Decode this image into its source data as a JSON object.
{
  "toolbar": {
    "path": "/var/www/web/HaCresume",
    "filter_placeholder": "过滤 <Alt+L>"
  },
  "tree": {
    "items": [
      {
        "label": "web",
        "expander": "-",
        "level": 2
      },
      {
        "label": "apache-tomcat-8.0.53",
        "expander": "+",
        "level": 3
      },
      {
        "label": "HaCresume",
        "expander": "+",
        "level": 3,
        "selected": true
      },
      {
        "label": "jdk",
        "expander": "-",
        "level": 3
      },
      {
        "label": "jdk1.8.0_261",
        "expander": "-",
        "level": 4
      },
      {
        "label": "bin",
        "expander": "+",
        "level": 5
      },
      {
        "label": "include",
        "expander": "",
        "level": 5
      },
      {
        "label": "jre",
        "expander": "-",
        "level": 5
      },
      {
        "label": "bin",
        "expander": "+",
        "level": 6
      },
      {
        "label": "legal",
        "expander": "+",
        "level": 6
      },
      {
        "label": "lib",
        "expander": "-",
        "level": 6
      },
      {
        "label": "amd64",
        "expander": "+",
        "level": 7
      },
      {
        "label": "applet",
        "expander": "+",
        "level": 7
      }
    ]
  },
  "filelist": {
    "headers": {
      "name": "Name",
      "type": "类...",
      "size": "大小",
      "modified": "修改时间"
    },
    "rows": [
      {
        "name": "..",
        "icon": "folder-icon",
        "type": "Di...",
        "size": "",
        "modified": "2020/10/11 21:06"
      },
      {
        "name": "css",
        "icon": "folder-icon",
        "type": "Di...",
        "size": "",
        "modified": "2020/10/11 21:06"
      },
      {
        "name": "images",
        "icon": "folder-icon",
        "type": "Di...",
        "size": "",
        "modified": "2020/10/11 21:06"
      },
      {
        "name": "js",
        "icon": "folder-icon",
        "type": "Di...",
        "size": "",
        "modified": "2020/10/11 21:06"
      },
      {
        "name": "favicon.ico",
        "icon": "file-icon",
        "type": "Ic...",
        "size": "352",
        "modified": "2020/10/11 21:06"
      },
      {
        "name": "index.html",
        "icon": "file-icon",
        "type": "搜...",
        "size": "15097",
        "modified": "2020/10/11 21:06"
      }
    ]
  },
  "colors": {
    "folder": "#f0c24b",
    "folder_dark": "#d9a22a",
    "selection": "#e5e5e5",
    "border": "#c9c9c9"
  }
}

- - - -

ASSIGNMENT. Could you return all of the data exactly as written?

ANSWER TO THIS PROBLEM.
Decode this image into its source data as a JSON object.
{
  "toolbar": {
    "path": "/var/www/web/HaCresume",
    "filter_placeholder": "过滤 <Alt+L>"
  },
  "tree": {
    "items": [
      {
        "label": "web",
        "expander": "-",
        "level": 2
      },
      {
        "label": "apache-tomcat-8.0.53",
        "expander": "+",
        "level": 3
      },
      {
        "label": "HaCresume",
        "expander": "+",
        "level": 3,
        "selected": true
      },
      {
        "label": "jdk",
        "expander": "-",
        "level": 3
      },
      {
        "label": "jdk1.8.0_261",
        "expander": "-",
        "level": 4
      },
      {
        "label": "bin",
        "expander": "+",
        "level": 5
      },
      {
        "label": "include",
        "expander": "",
        "level": 5
      },
      {
        "label": "jre",
        "expander": "-",
        "level": 5
      },
      {
        "label": "bin",
        "expander": "+",
        "level": 6
      },
      {
        "label": "legal",
        "expander": "+",
        "level": 6
      },
      {
        "label": "lib",
        "expander": "-",
        "level": 6
      },
      {
        "label": "amd64",
        "expander": "+",
        "level": 7
      },
      {
        "label": "applet",
        "expander": "+",
        "level": 7
      }
    ]
  },
  "filelist": {
    "headers": {
      "name": "Name",
      "type": "类...",
      "size": "大小",
      "modified": "修改时间"
    },
    "rows": [
      {
        "name": "..",
        "icon": "folder-icon",
        "type": "Di...",
        "size": "",
        "modified": "2020/10/11 21:06"
      },
      {
        "name": "css",
        "icon": "folder-icon",
        "type": "Di...",
        "size": "",
        "modified": "2020/10/11 21:06"
      },
      {
        "name": "images",
        "icon": "folder-icon",
        "type": "Di...",
        "size": "",
        "modified": "2020/10/11 21:06"
      },
      {
        "name": "js",
        "icon": "folder-icon",
        "type": "Di...",
        "size": "",
        "modified": "2020/10/11 21:06"
      },
      {
        "name": "favicon.ico",
        "icon": "file-icon",
        "type": "Ic...",
        "size": "352",
        "modified": "2020/10/11 21:06"
      },
      {
        "name": "index.html",
        "icon": "file-icon",
        "type": "搜...",
        "size": "15097",
        "modified": "2020/10/11 21:06"
      }
    ]
  },
  "colors": {
    "folder": "#f0c24b",
    "folder_dark": "#d9a22a",
    "selection": "#e5e5e5",
    "border": "#c9c9c9"
  }
}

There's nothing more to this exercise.